Can you describe the aim of your research in 15 words?
To understand transcriptional (dys)regulation in the hopes of finding new treatment options in cancer.
Tell us more:
Transcriptional dysregulation is a hallmark of cancer and fuels aggressive growth and therapy resistance, but also exposes a weakness, as transcriptionally “addicted” cancer cells are exquisitely sensitive to therapeutic targeting of core-transcriptional components.
This transcriptional dysregulation is particularly prominent in mixed-lineage leukaemia (MLL)-rearranged leukaemias. My lab uses state-of-the-art technologies, such as genome-wide CRISPR-Cas9 screening approaches and advanced genomics methods such as nascent RNA-sequencing and transient transcriptome sequencing, to discover novel fundamental regulatory mechanisms that control RNA Polymerase II (RNAPII)-mediated transcription, identify how these may be dysregulated in cancer and find critical transcriptional dependencies herein.
The goal is to identify novel small molecule inhibitors through a drug discovery program that can be utilised to selectively abrogate oncogenic transcription. Ultimately this could lead to new drug treatments for hard-to-treat cancers such as acute myeloid leukaemia (AML).
What have you discovered so far?
My work has uncovered novel regulatory mechanisms that control the RNAPII transcription cycle, which are altered in cancer and can be targeted therapeutically.

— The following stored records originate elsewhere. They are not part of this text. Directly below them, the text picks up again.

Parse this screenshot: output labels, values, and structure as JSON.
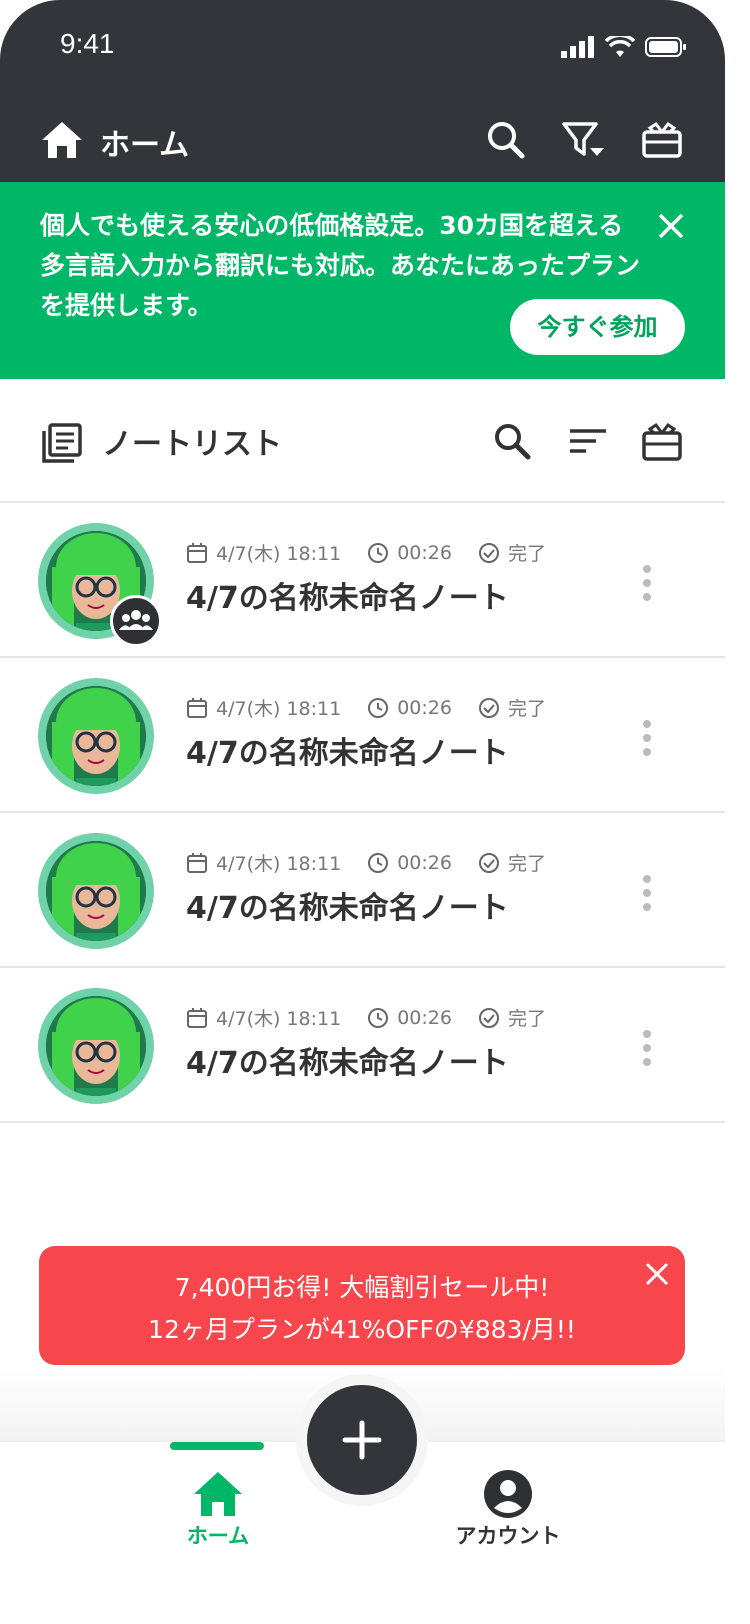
{
  "status_bar": {
    "time": "9:41"
  },
  "app_bar": {
    "title": "ホーム"
  },
  "banner": {
    "text": "個人でも使える安心の低価格設定。30カ国を超える多言語入力から翻訳にも対応。あなたにあったプランを提供します。",
    "button_label": "今すぐ参加"
  },
  "section": {
    "title": "ノートリスト"
  },
  "notes": [
    {
      "date": "4/7(木) 18:11",
      "duration": "00:26",
      "status": "完了",
      "title": "4/7の名称未命名ノート",
      "shared": true
    },
    {
      "date": "4/7(木) 18:11",
      "duration": "00:26",
      "status": "完了",
      "title": "4/7の名称未命名ノート",
      "shared": false
    },
    {
      "date": "4/7(木) 18:11",
      "duration": "00:26",
      "status": "完了",
      "title": "4/7の名称未命名ノート",
      "shared": false
    },
    {
      "date": "4/7(木) 18:11",
      "duration": "00:26",
      "status": "完了",
      "title": "4/7の名称未命名ノート",
      "shared": false
    }
  ],
  "promo": {
    "line1": "7,400円お得! 大幅割引セール中!",
    "line2": "12ヶ月プランが41%OFFの¥883/月!!"
  },
  "bottom_nav": {
    "home_label": "ホーム",
    "account_label": "アカウント"
  },
  "colors": {
    "accent": "#00b667",
    "dark": "#34353a",
    "promo": "#f7474c"
  }
}
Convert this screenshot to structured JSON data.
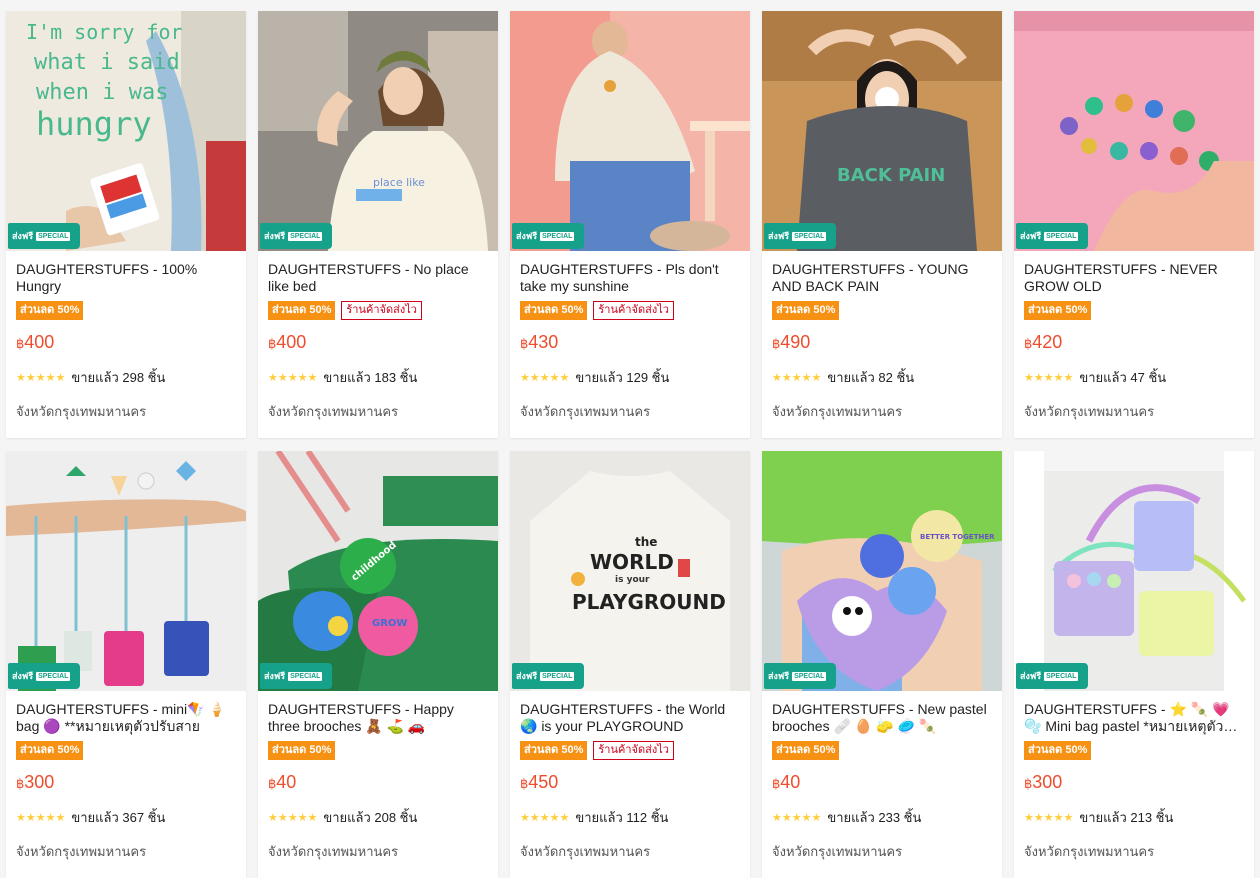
{
  "badge": {
    "free_ship": "ส่งฟรี",
    "special": "SPECIAL"
  },
  "products": [
    {
      "title": "DAUGHTERSTUFFS - 100% Hungry",
      "discount": "ส่วนลด 50%",
      "fast_ship": "",
      "currency": "฿",
      "price": "400",
      "stars": "★★★★★",
      "sold": "ขายแล้ว 298 ชิ้น",
      "location": "จังหวัดกรุงเทพมหานคร",
      "image": "tee-hungry"
    },
    {
      "title": "DAUGHTERSTUFFS - No place like bed",
      "discount": "ส่วนลด 50%",
      "fast_ship": "ร้านค้าจัดส่งไว",
      "currency": "฿",
      "price": "400",
      "stars": "★★★★★",
      "sold": "ขายแล้ว 183 ชิ้น",
      "location": "จังหวัดกรุงเทพมหานคร",
      "image": "tee-bed"
    },
    {
      "title": "DAUGHTERSTUFFS - Pls don't take my sunshine",
      "discount": "ส่วนลด 50%",
      "fast_ship": "ร้านค้าจัดส่งไว",
      "currency": "฿",
      "price": "430",
      "stars": "★★★★★",
      "sold": "ขายแล้ว 129 ชิ้น",
      "location": "จังหวัดกรุงเทพมหานคร",
      "image": "tee-sunshine"
    },
    {
      "title": "DAUGHTERSTUFFS - YOUNG AND BACK PAIN",
      "discount": "ส่วนลด 50%",
      "fast_ship": "",
      "currency": "฿",
      "price": "490",
      "stars": "★★★★★",
      "sold": "ขายแล้ว 82 ชิ้น",
      "location": "จังหวัดกรุงเทพมหานคร",
      "image": "tee-backpain"
    },
    {
      "title": "DAUGHTERSTUFFS - NEVER GROW OLD",
      "discount": "ส่วนลด 50%",
      "fast_ship": "",
      "currency": "฿",
      "price": "420",
      "stars": "★★★★★",
      "sold": "ขายแล้ว 47 ชิ้น",
      "location": "จังหวัดกรุงเทพมหานคร",
      "image": "tee-pink"
    },
    {
      "title": "DAUGHTERSTUFFS - mini🪁 🍦 bag 🟣 **หมายเหตุตัวปรับสาย",
      "discount": "ส่วนลด 50%",
      "fast_ship": "",
      "currency": "฿",
      "price": "300",
      "stars": "★★★★★",
      "sold": "ขายแล้ว 367 ชิ้น",
      "location": "จังหวัดกรุงเทพมหานคร",
      "image": "mini-bags"
    },
    {
      "title": "DAUGHTERSTUFFS - Happy three brooches 🧸 ⛳ 🚗",
      "discount": "ส่วนลด 50%",
      "fast_ship": "",
      "currency": "฿",
      "price": "40",
      "stars": "★★★★★",
      "sold": "ขายแล้ว 208 ชิ้น",
      "location": "จังหวัดกรุงเทพมหานคร",
      "image": "brooches-green"
    },
    {
      "title": "DAUGHTERSTUFFS - the World 🌏 is your PLAYGROUND",
      "discount": "ส่วนลด 50%",
      "fast_ship": "ร้านค้าจัดส่งไว",
      "currency": "฿",
      "price": "450",
      "stars": "★★★★★",
      "sold": "ขายแล้ว 112 ชิ้น",
      "location": "จังหวัดกรุงเทพมหานคร",
      "image": "tee-world"
    },
    {
      "title": "DAUGHTERSTUFFS - New pastel brooches 🩹 🥚 🧽 🥏 🍡",
      "discount": "ส่วนลด 50%",
      "fast_ship": "",
      "currency": "฿",
      "price": "40",
      "stars": "★★★★★",
      "sold": "ขายแล้ว 233 ชิ้น",
      "location": "จังหวัดกรุงเทพมหานคร",
      "image": "brooches-pastel"
    },
    {
      "title": "DAUGHTERSTUFFS - ⭐ 🍡 💗 🫧 Mini bag pastel *หมายเหตุตัวปรับสาย",
      "discount": "ส่วนลด 50%",
      "fast_ship": "",
      "currency": "฿",
      "price": "300",
      "stars": "★★★★★",
      "sold": "ขายแล้ว 213 ชิ้น",
      "location": "จังหวัดกรุงเทพมหานคร",
      "image": "mini-bag-pastel"
    }
  ],
  "image_text": {
    "hungry": [
      "I'm sorry for",
      "what i said",
      "when i was",
      "hungry"
    ],
    "backpain": "BACK PAIN",
    "world": [
      "the",
      "WORLD",
      "is your",
      "PLAYGROUND"
    ],
    "brooch1": "childhood",
    "brooch2": "GROW",
    "brooch3": "BETTER TOGETHER"
  },
  "colors": {
    "price": "#ee4d2d",
    "discount_bg": "#f69113",
    "fast_ship": "#d0011b",
    "ship_badge": "#16a28a",
    "star": "#ffce3d"
  }
}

The transcription cycle is a unidirectional process that is regulated by cyclin-dependent kinases (CDKs) and their cognate cyclins at distinct checkpoints and phases such as Initiation, Pausing, Elongation, Termination and Recycling.
My work has revealed that CDK12 and CDK13 are critical during the elongation phase and that this process can be targeted in AML.
My more recent work describes the discovery of a submodule of the integrator complex, comprising INTS6, INTS8 and the phosphatase PP2A, which functionally antagonises CDK9 at the pause-release checkpoint and can be targeted therapeutically in solid and haematopoietic malignancies.
How long before your work affects patient care?
My lab’s work is focussed on the identification of critical vulnerabilities in cancers, particularly in blood cancers which are characterised by transcriptional dysregulation. Once identified, my lab will perform small molecule drug screens to identify novel inhibitors, which can subsequently be tested in vitro and in vivo. Ultimately, I hope one or more of these compounds can make it into clinical trials. This is a long-term process that can take many years, however I am confident my passion and commitment to creating better treatment options for cancer patients will be up for the challenge.
You recently won a fellowship with the Snow Medical Research Foundation — can you tell me a bit more about how that came about and what it means for your research?
I was recently chosen as one of three researchers in Australia to receive a Snow Fellowship and received $8 million to further this research project of mine. It takes years for a research idea to progress to a stage where it can have real-life implications for people. This Fellowship will give me the security and confidence I need to create these meaningful outcomes. Only six years ago I came to Australia for my postdoctoral studies and was able to benefit from the excellent research environment to do impactful science. Australia really is a place where we can compete on an international stage and the Snow Fellowship helps attract top scientists from around the world by offering the support needed to pursue big and bold research aims that will have a transformative impact.
What aspect of your research excites you the most?
I love that science is all about teamwork. You get together, brainstorm about the best ways to tackle a scientific question and then work towards a shared goal.
What’s your Holy Grail — the one thing you’d like to achieve in your research career?
It is my dream to make ground-breaking, fundamental scientific discoveries that can lead to completely novel therapeutics and improve patient outcomes. I hope to do this by creating a lab that unites the brightest minds from across the globe to pursue their scientific dreams in Australia.
What is your biggest research hurdle?
I do not see too many hurdles. Time management is always a challenge.
Who has inspired you in work or life?
I am inspired by scientists like Frederick Sanger and Richard Feynman; creative minds that had a big impact on science, but also trained and inspired the next generation of scientists.
I also embody this passion for passing my knowledge onto the next generation. It would be a dream come true to one day see my work featured in a scientific textbook that is used to educate upcoming bright and bold thinkers.
What new hobby have you picked up during COVID?
Perhaps not an entirely new hobby, but during all the lockdowns I started to do more elaborate cooking at home. It is a little bit like doing an experiment, add the right ingredients, follow the protocol, and enjoy the result.